When a line below holds the string "JSON", show that line.

:: RECORDS FOR THE EXERCISE

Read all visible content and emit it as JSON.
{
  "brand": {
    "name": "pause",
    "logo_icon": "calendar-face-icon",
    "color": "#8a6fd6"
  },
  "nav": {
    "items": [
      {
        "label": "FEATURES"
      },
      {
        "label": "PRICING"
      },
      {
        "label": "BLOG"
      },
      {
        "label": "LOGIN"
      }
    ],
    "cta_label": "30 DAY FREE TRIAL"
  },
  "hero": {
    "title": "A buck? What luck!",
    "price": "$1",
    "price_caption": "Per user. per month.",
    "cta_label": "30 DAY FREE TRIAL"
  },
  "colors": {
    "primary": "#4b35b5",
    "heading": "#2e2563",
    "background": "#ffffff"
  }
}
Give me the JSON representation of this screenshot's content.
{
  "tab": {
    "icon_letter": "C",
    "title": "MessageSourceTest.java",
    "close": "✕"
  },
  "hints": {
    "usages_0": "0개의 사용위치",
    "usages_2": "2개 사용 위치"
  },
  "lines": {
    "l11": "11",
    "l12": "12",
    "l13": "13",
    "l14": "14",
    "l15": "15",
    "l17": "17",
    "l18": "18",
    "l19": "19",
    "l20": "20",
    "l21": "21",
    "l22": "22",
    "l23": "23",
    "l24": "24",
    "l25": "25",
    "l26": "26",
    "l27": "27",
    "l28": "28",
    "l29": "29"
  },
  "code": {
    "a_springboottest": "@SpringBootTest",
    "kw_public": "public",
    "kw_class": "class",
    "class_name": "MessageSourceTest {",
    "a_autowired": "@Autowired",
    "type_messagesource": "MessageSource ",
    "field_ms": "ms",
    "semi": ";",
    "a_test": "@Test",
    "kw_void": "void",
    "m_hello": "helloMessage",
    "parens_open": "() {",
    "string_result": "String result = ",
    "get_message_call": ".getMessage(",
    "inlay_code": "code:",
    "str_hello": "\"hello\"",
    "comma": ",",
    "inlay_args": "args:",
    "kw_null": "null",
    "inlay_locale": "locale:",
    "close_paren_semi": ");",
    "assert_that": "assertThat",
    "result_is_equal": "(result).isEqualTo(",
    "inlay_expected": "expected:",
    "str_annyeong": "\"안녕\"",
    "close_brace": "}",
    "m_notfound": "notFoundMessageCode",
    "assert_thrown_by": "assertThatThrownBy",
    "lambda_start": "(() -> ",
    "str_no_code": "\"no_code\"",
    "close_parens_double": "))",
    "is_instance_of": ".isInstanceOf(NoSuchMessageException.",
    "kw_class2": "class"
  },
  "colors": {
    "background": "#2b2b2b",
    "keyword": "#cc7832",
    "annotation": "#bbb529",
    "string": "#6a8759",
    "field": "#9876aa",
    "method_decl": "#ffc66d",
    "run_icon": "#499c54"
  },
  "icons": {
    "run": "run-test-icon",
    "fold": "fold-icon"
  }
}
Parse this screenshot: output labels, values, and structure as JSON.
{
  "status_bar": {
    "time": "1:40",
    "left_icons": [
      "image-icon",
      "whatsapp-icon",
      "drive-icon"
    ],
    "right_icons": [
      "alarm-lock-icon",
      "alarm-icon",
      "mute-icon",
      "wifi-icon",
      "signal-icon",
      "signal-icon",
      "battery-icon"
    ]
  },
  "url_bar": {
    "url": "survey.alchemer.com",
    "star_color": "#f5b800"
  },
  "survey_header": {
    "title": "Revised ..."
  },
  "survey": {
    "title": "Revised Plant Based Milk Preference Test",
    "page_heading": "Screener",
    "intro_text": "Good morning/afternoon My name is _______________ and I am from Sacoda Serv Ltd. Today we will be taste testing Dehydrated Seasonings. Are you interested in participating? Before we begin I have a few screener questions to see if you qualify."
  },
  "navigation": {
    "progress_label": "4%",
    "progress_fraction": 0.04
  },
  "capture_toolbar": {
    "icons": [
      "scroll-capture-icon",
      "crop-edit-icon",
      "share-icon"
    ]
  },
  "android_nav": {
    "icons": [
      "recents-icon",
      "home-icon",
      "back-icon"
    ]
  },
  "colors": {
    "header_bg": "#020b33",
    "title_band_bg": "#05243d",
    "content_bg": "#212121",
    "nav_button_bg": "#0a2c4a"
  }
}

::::

• _ANSWER TO THIS EXERCISE_
Read all visible content and emit it as JSON.
Give me the JSON representation of this screenshot's content.
Parse this screenshot: output labels, values, and structure as JSON.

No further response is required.